[Start of Attachment]

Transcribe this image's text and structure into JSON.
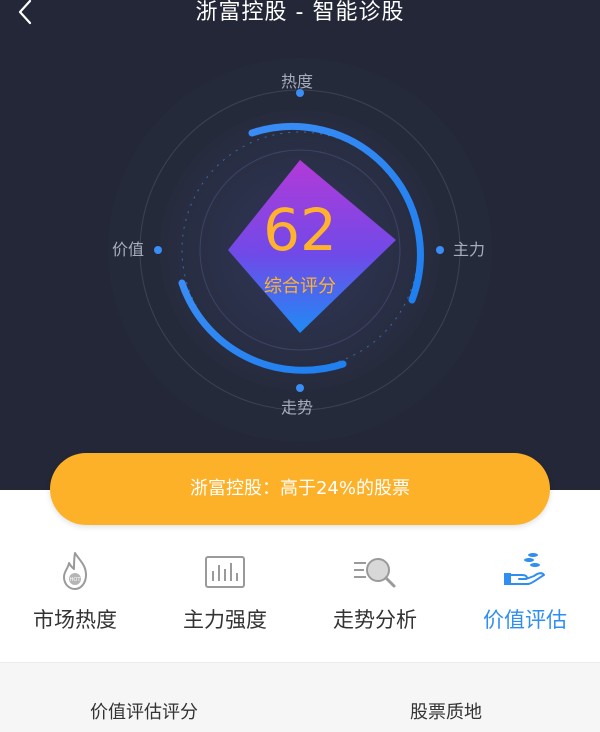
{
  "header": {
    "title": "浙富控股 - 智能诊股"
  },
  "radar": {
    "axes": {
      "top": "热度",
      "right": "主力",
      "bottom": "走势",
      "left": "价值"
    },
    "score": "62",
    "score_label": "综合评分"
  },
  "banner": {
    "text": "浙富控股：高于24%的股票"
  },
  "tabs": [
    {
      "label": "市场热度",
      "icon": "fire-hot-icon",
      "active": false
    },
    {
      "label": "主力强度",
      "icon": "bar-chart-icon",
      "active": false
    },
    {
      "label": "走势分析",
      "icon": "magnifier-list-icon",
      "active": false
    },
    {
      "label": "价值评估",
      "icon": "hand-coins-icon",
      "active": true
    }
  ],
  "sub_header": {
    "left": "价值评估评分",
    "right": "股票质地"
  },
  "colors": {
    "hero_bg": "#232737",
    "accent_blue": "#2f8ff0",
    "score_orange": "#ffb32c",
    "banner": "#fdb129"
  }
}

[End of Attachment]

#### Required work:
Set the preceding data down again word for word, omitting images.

#### Task result:
Transcribe this image's text and structure into JSON.
{
  "header": {
    "title": "浙富控股 - 智能诊股"
  },
  "radar": {
    "axes": {
      "top": "热度",
      "right": "主力",
      "bottom": "走势",
      "left": "价值"
    },
    "score": "62",
    "score_label": "综合评分"
  },
  "banner": {
    "text": "浙富控股：高于24%的股票"
  },
  "tabs": [
    {
      "label": "市场热度",
      "icon": "fire-hot-icon",
      "active": false
    },
    {
      "label": "主力强度",
      "icon": "bar-chart-icon",
      "active": false
    },
    {
      "label": "走势分析",
      "icon": "magnifier-list-icon",
      "active": false
    },
    {
      "label": "价值评估",
      "icon": "hand-coins-icon",
      "active": true
    }
  ],
  "sub_header": {
    "left": "价值评估评分",
    "right": "股票质地"
  },
  "colors": {
    "hero_bg": "#232737",
    "accent_blue": "#2f8ff0",
    "score_orange": "#ffb32c",
    "banner": "#fdb129"
  }
}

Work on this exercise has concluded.